What is now Iraq was once the ‘Cradle of Civilisation’ of ancient Mesopotamia; a centre of learning and trade in which Sumerian culture was developed. The recent history of Iraq has seen the country become embroiled in various upheavals and conflicts throughout most of the last three decades. It is only now that Iraq is emerging from the bloody aftermath of Saddam Hussain’s dictatorship, and the American led invasion which ousted him, into a still uncertain future.
Iraq is one of the most diverse of Middle Eastern countries and is home to people of varied heritage, including Christians, Jews, Muslims, Kurds and Assyrians, which means that Iraqi culture is also very diverse. To the north of the country lies Iraqi Kurdistan; this has its own unique culture, and its own local book and film industries. Iraq has in fact only been in existence in its present form since the 1920s when the three ex-Ottoman provinces of Mosul, Baghdad and Basra were administered together under the British mandate. Trying to combine three very different cultural and ethnic areas as one state has resulted in various ethnic conflicts and resentments coming to the fore, many of which are still in evidence today.
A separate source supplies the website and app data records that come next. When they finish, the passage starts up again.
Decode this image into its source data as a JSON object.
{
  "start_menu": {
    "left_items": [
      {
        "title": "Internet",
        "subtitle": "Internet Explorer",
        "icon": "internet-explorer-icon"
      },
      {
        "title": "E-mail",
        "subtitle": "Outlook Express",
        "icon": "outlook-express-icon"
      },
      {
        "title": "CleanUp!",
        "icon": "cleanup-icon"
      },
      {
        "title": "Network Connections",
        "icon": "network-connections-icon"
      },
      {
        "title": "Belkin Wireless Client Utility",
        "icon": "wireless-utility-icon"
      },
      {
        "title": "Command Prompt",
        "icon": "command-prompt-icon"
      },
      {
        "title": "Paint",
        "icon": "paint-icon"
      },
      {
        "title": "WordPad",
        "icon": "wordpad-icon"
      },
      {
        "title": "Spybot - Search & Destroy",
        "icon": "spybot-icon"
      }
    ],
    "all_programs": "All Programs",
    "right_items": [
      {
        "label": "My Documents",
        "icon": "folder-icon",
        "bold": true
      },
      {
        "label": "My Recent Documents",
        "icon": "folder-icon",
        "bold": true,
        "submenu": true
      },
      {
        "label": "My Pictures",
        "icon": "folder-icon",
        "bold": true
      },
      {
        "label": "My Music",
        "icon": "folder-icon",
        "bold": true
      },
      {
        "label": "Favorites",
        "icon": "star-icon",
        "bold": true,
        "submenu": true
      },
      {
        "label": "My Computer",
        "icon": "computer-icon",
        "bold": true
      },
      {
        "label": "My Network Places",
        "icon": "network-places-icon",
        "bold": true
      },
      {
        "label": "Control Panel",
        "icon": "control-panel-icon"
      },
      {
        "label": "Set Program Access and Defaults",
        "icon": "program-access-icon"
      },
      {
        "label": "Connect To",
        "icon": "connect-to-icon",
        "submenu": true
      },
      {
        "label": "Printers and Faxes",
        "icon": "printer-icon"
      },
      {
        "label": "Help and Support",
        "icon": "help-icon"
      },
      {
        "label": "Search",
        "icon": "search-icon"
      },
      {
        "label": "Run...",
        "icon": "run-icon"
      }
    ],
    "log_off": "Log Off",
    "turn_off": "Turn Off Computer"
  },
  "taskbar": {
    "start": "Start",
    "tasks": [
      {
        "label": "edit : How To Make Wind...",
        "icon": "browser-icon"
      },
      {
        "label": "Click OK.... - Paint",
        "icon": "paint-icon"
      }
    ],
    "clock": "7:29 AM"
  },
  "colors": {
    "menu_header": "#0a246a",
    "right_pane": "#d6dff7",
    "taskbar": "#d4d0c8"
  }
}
The literature of Iraq has often been defined by the political context in which it was produced. In the late 1970s literature was expected to galvanise support for the ruling Ba'ath Party. From the late 1980s onwards, Iraqi exile literature developed, in response to the repression which characterised Iraq during this period. Late 20th Century Iraqi literature includes prominent writers such as Saadi Youssef, Fadhil Al-Azzawi, Mushin Al-Ramli, Salah Al-Hamdani and Sherko Fatah.
The music of Iraq encompasses Arabic, Assyrian and Chaldean music and is recognisable mainly because of the use of the traditional Iraqi instruments the Oud, the Santur and the Joza. The most renowned Oudists are Ahmed Mukhtar,Naseer Shamma, Rahim Alhaj,Sahar Tahaand Munir Bashir. Kulthum and Fairouz are two woman singers renowned for their voices and especially loved in Iraq.
The first film projected in Iraq was in 1909, but it wasn't until the 20s that film became a cultural activity. The drain on national resources from the 1980 Iraq-Iran war brought film production to a near halt. The few films put into production were mainly intent on glorifying a mythical Iraqi history or celebrating Saddam Hussein's rule. The films currently produced in Iraq have strongly been influenced by the recent war and its aftermath.